THE DATA section start

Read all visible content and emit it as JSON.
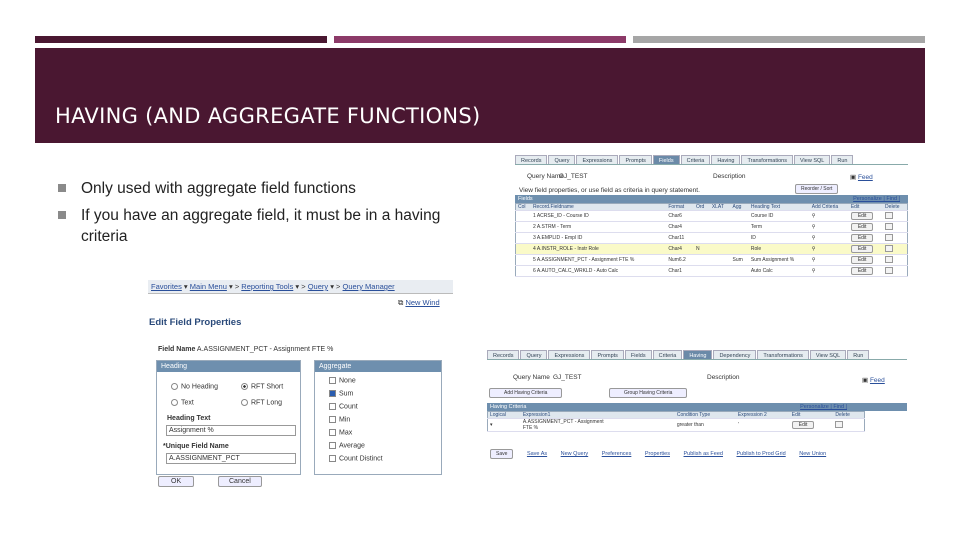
{
  "slide": {
    "title": "HAVING (AND AGGREGATE FUNCTIONS)",
    "bullets": [
      "Only used with aggregate field functions",
      "If you have an aggregate field, it must be in a having criteria"
    ],
    "colors": {
      "banner": "#4a1731",
      "bar1": "#4a1731",
      "bar2": "#8c3a68",
      "bar3": "#a6a6a6"
    }
  },
  "fields_panel": {
    "tabs": [
      "Records",
      "Query",
      "Expressions",
      "Prompts",
      "Fields",
      "Criteria",
      "Having",
      "Transformations",
      "View SQL",
      "Run"
    ],
    "active_tab": "Fields",
    "query_name_label": "Query Name",
    "query_name": "GJ_TEST",
    "description_label": "Description",
    "feed_label": "Feed",
    "hint": "View field properties, or use field as criteria in query statement.",
    "reorder_button": "Reorder / Sort",
    "grid_title": "Fields",
    "grid_nav": "Personalize | Find |",
    "columns": [
      "Col",
      "Record.Fieldname",
      "Format",
      "Ord",
      "XLAT",
      "Agg",
      "Heading Text",
      "Add Criteria",
      "Edit",
      "Delete"
    ],
    "rows": [
      {
        "record": "1 ACRSE_ID - Course ID",
        "format": "Char6",
        "ord": "",
        "agg": "",
        "heading": "Course ID",
        "edit": "Edit"
      },
      {
        "record": "2 A.STRM - Term",
        "format": "Char4",
        "ord": "",
        "agg": "",
        "heading": "Term",
        "edit": "Edit"
      },
      {
        "record": "3 A.EMPLID - Empl ID",
        "format": "Char11",
        "ord": "",
        "agg": "",
        "heading": "ID",
        "edit": "Edit"
      },
      {
        "record": "4 A.INSTR_ROLE - Instr Role",
        "format": "Char4",
        "ord": "N",
        "agg": "",
        "heading": "Role",
        "edit": "Edit"
      },
      {
        "record": "5 A.ASSIGNMENT_PCT - Assignment FTE %",
        "format": "Num6.2",
        "ord": "",
        "agg": "Sum",
        "heading": "Sum Assignment %",
        "edit": "Edit"
      },
      {
        "record": "6 A.AUTO_CALC_WRKLD - Auto Calc",
        "format": "Char1",
        "ord": "",
        "agg": "",
        "heading": "Auto Calc",
        "edit": "Edit"
      }
    ]
  },
  "edit_field": {
    "breadcrumb": [
      "Favorites",
      "Main Menu",
      "Reporting Tools",
      "Query",
      "Query Manager"
    ],
    "new_window": "New Wind",
    "title": "Edit Field Properties",
    "field_name_label": "Field Name",
    "field_name_value": "A.ASSIGNMENT_PCT - Assignment FTE %",
    "heading_panel": "Heading",
    "heading_options": [
      "No Heading",
      "RFT Short",
      "Text",
      "RFT Long"
    ],
    "heading_text_label": "Heading Text",
    "heading_text_value": "Assignment %",
    "unique_label": "*Unique Field Name",
    "unique_value": "A.ASSIGNMENT_PCT",
    "aggregate_panel": "Aggregate",
    "aggregate_options": [
      "None",
      "Sum",
      "Count",
      "Min",
      "Max",
      "Average",
      "Count Distinct"
    ],
    "selected_aggregate": "Sum",
    "ok": "OK",
    "cancel": "Cancel"
  },
  "having_panel": {
    "tabs": [
      "Records",
      "Query",
      "Expressions",
      "Prompts",
      "Fields",
      "Criteria",
      "Having",
      "Dependency",
      "Transformations",
      "View SQL",
      "Run"
    ],
    "active_tab": "Having",
    "query_name_label": "Query Name",
    "query_name": "GJ_TEST",
    "description_label": "Description",
    "feed_label": "Feed",
    "add_button": "Add Having Criteria",
    "group_button": "Group Having Criteria",
    "grid_title": "Having Criteria",
    "grid_nav": "Personalize | Find |",
    "columns": [
      "Logical",
      "Expression1",
      "Condition Type",
      "Expression 2",
      "Edit",
      "Delete"
    ],
    "row": {
      "logical": "",
      "expression1": "A.ASSIGNMENT_PCT - Assignment FTE %",
      "condition": "greater than",
      "expression2": "'",
      "edit": "Edit"
    },
    "footer_links": [
      "Save",
      "Save As",
      "New Query",
      "Preferences",
      "Properties",
      "Publish as Feed",
      "Publish to Prod Grid",
      "New Union"
    ]
  }
}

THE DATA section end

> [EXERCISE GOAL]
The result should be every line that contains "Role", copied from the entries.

> [RESULT OF THIS EXERCISE]
        "record": "4 A.INSTR_ROLE - Instr Role",
        "heading": "Role",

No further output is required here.